> **Assigned task**: In the records below, some lines hold the word "SMTP". Copy each of those lines.

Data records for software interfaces
···

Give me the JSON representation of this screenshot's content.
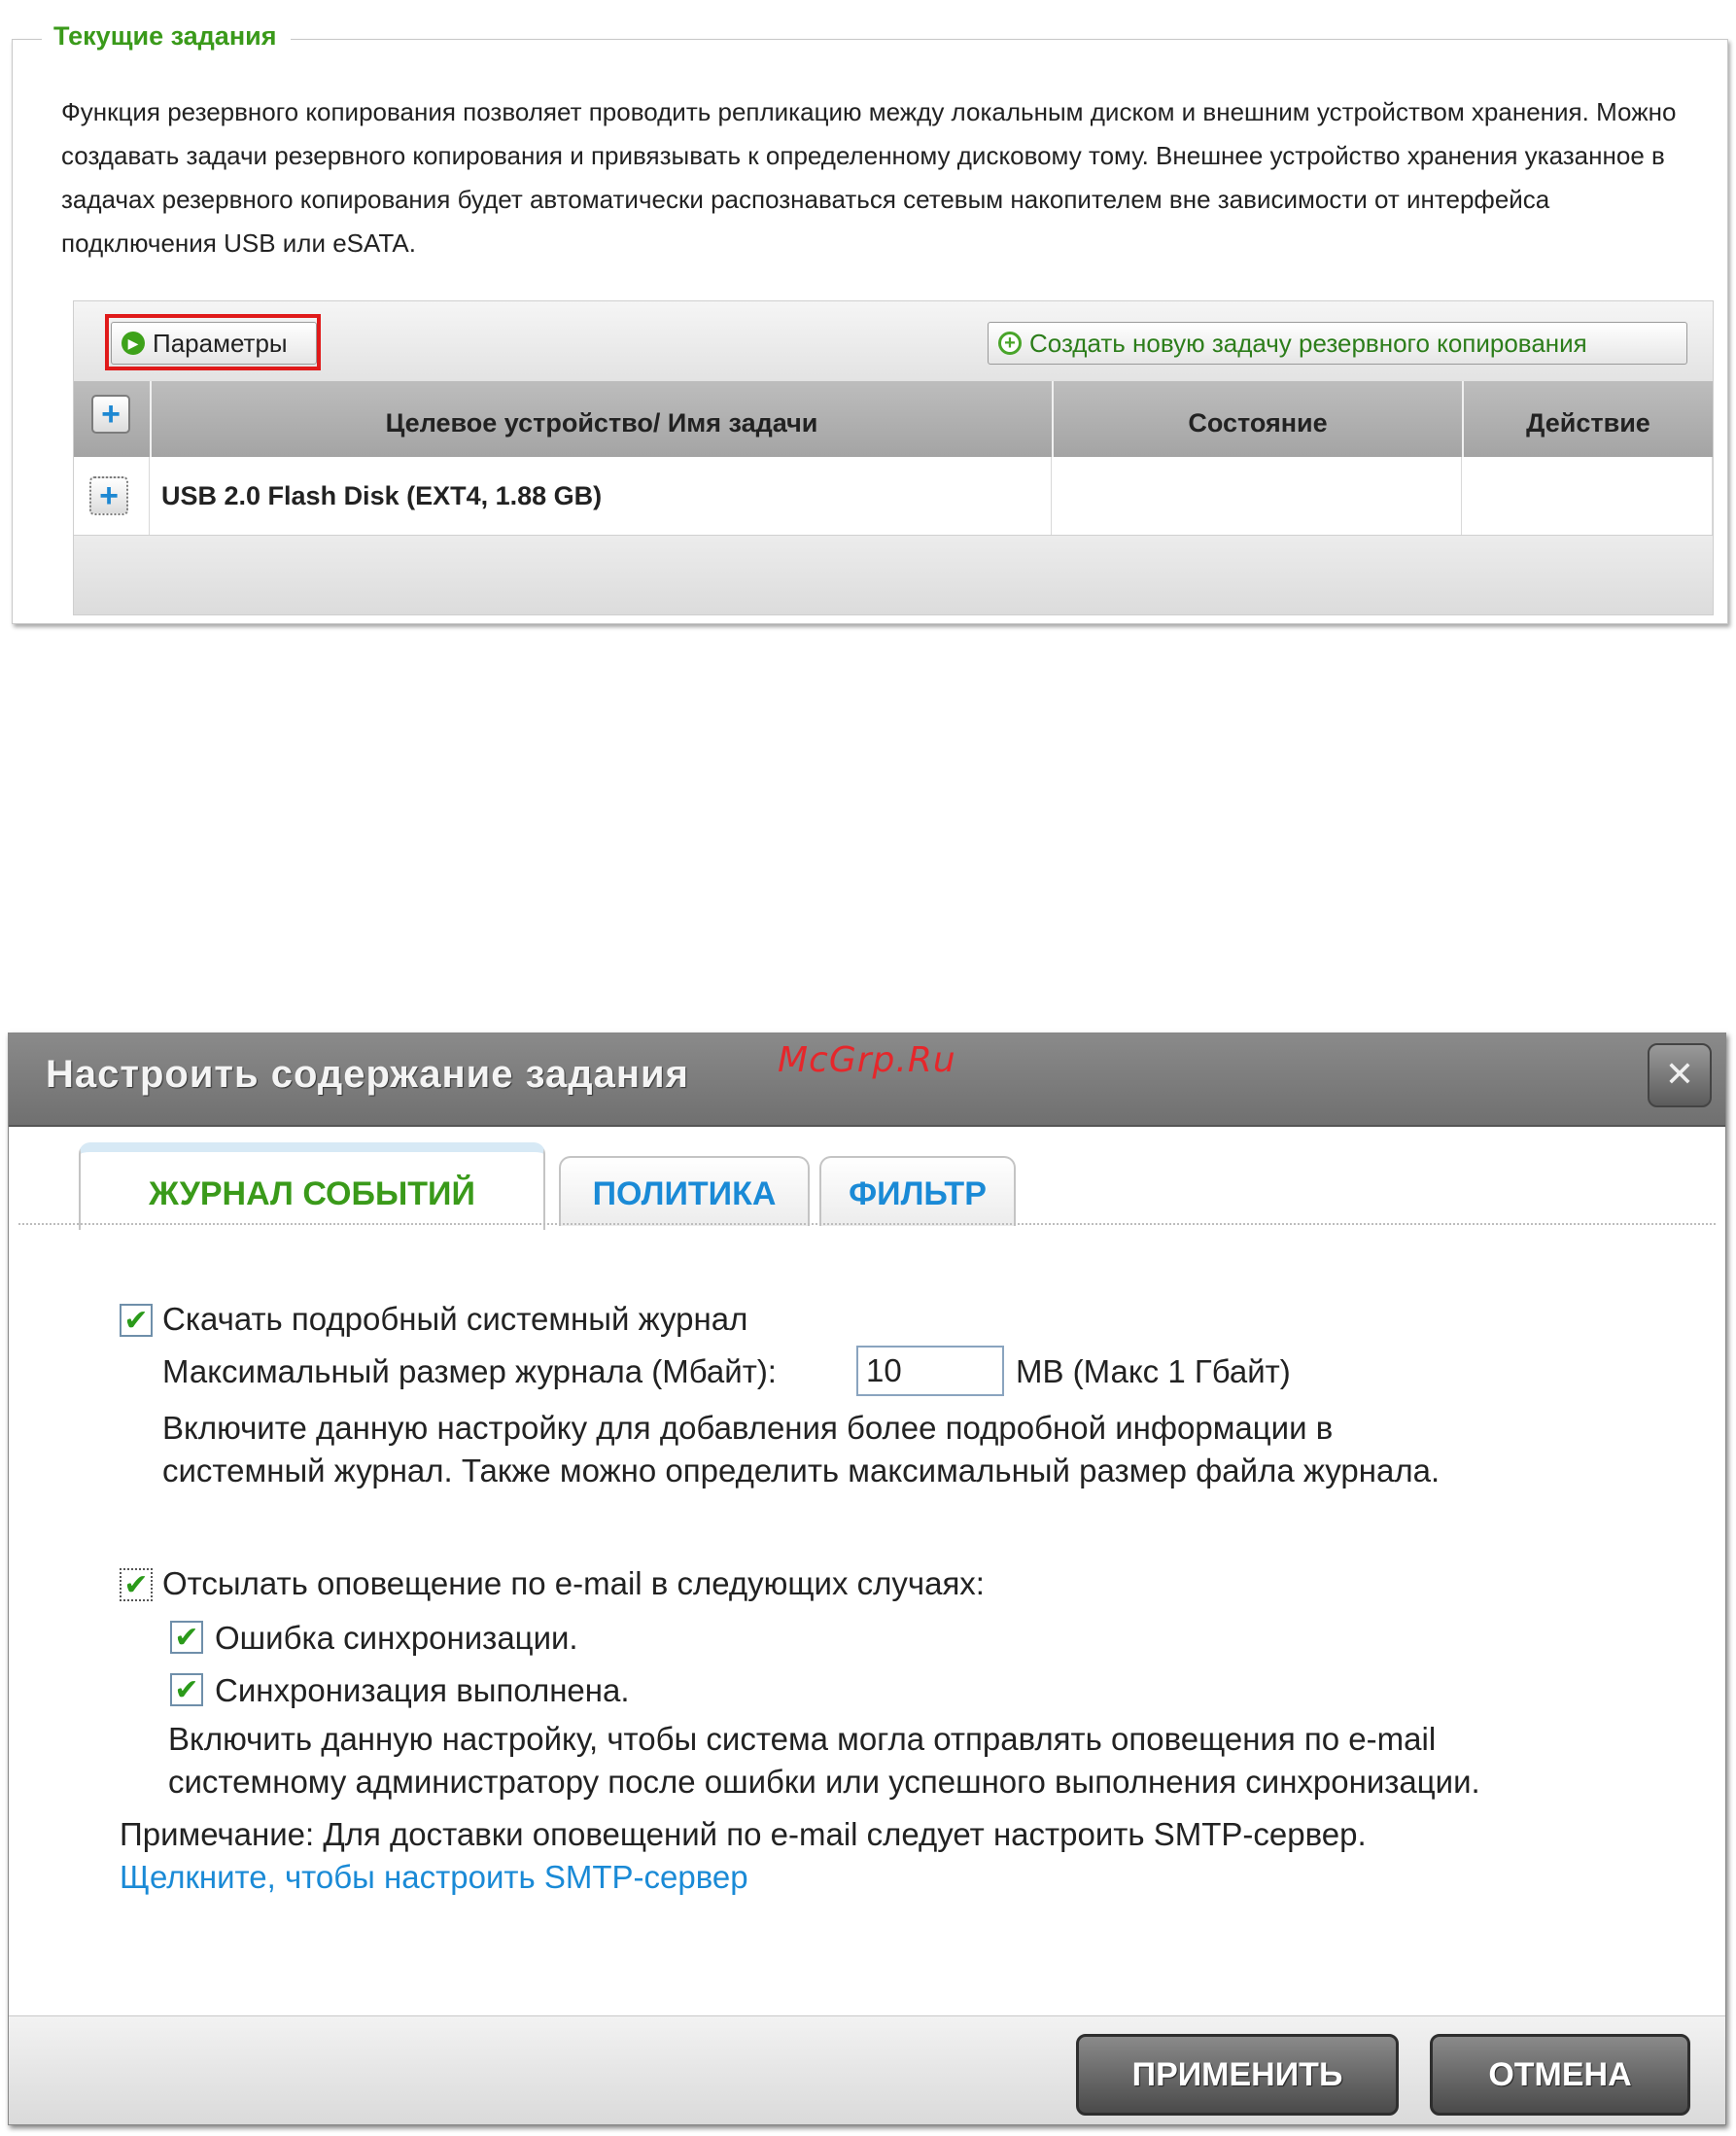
{
  "current_tasks": {
    "legend": "Текущие задания",
    "description": "Функция резервного копирования позволяет проводить репликацию между локальным диском и внешним устройством хранения. Можно создавать задачи резервного копирования и привязывать к определенному дисковому тому. Внешнее устройство хранения указанное в задачах резервного копирования будет автоматически распознаваться сетевым накопителем вне зависимости от интерфейса подключения USB или eSATA.",
    "params_button": "Параметры",
    "create_button": "Создать новую задачу резервного копирования",
    "columns": [
      "Целевое устройство/ Имя задачи",
      "Состояние",
      "Действие"
    ],
    "rows": [
      {
        "target": "USB 2.0 Flash Disk (EXT4, 1.88 GB)",
        "state": "",
        "action": ""
      }
    ]
  },
  "watermark": "McGrp.Ru",
  "dialog": {
    "title": "Настроить содержание задания",
    "close_symbol": "✕",
    "tabs": [
      "ЖУРНАЛ СОБЫТИЙ",
      "ПОЛИТИКА",
      "ФИЛЬТР"
    ],
    "download_log_label": "Скачать подробный системный журнал",
    "max_size_label": "Максимальный размер журнала (Мбайт):",
    "max_size_value": "10",
    "max_size_suffix": "MB (Макс 1 Гбайт)",
    "log_help_line1": "Включите данную настройку для добавления более подробной информации в",
    "log_help_line2": "системный журнал. Также можно определить максимальный размер файла журнала.",
    "email_label": "Отсылать оповещение по e-mail в следующих случаях:",
    "sync_error_label": "Ошибка синхронизации.",
    "sync_done_label": "Синхронизация выполнена.",
    "email_help_line1": "Включить данную настройку, чтобы система могла отправлять оповещения по e-mail",
    "email_help_line2": "системному администратору после ошибки или успешного выполнения синхронизации.",
    "note": "Примечание: Для доставки оповещений по e-mail следует настроить SMTP-сервер.",
    "smtp_link": "Щелкните, чтобы настроить SMTP-сервер",
    "apply": "ПРИМЕНИТЬ",
    "cancel": "ОТМЕНА",
    "checkbox_states": {
      "download_log": true,
      "email": true,
      "sync_error": true,
      "sync_done": true
    }
  },
  "colors": {
    "green_accent": "#3a9a1a",
    "link_blue": "#1a8ad6",
    "highlight_red": "#e01a1a"
  }
}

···

> **Solution for this exercise**:
    "note": "Примечание: Для доставки оповещений по e-mail следует настроить SMTP-сервер.",
    "smtp_link": "Щелкните, чтобы настроить SMTP-сервер",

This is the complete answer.